“These pipe networks are designed to empty the vessels in a maximum of two days, a significant improvement on the previous duration which could take up to 30 days. Our shore tank farm is currently able to handle up to 300 million litres of Premium Motor Spirit (petrol) as well as diesel or Automotive Gas Oil (AGO), and the facility is designed to permit rapid discharge into trucks for evacuation at a rate of up to 20 million litres per day.”
Ending FG’s N5bn Daily Loss in Apapa
In addition to the numerous impacts from the ultramodern terminal, however, the facility will no doubt significantly help in eliminating the N5 billion daily loss in revenues due to the gridlock in Apapa Port, a huge amount that was supposed to improve the federal government’s revenue.
Eliminating the N5 billion daily revenue loss would result from tackling the sub-optmisation and inefficiencies in the downstream sector, which had led to the multiple handlings in receiving products from mother vessels using daughter vessels with attendant cost implications.
The ultra-modern purpose-built products intake, storage and offtake facility was conceptualised to revolutionise the Nigerian downstream oil and gas industry by enabling the direct delivery of petroleum products from large vessels which would otherwise have been unable to berth anywhere on the Nigerian coastline.

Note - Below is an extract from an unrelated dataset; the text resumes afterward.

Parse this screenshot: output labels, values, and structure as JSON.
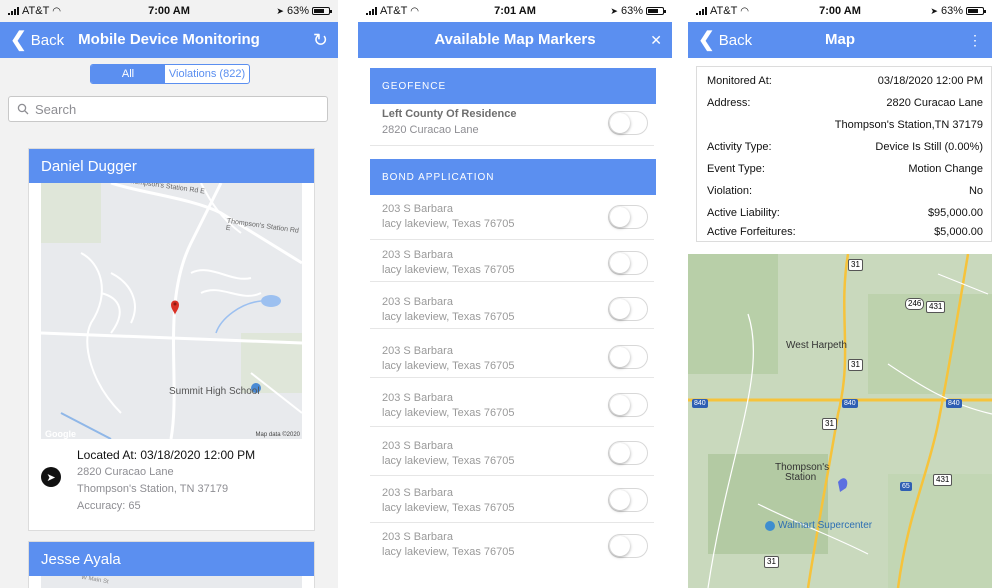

Mbah said with the infrastructure the company has put in place, it had been able to address the delays in evacuating products in mother vessels that come to Nigeria.
He also explained that the extra costs companies pay and the reduction in revenues that should be made through Custom Duties and Excise Duties as well as revenues to the Nigerian Ports Authority (NPA) have also been addressed.
He noted that one of the major benefits of the facility was to help to decongest the Apapa and the roads by reducing the time in evacuating products in mother vessels and increasing turnaround time, thus significantly eliminating demurrage and waste due to inefficiencies in the value chain.
“I read one time in your reports that the country was losing about N5 billion daily because of that gridlock in Apapa. That’s because we are unable to evacuate dry cargoes that are in the port.
“The implication of that is, if you cannot move the dry cargoes, you cannot bring in new vessels. So the earnings that government was supposed to be making from Customs duty and excise duty and the NPA fees and all that stalled.
“And then, the fees to pay for Nigeria-bound vessels went up almost 10 times because those vessels will reckon with the fact that when they get to our waters, they will have to wait for several days before they are allowed in. And they will pass that cost to Nigerians,” Mbah said.
According to him, with the reduction of the gridlock in Apapa, when the company’s facilities begin operations, there would be free movement of dry cargoes.
“Those vessels that would ordinarily wait for days if not months before they come into our port will be reduced, the number of waiting period will be reduced. It will impact on the freight costs.
“Also, the revenue of the government both the Customs and NPA will also be enhanced because you know the fast movement of those cargoes. So that’s how it impacts the economy,” he maintained.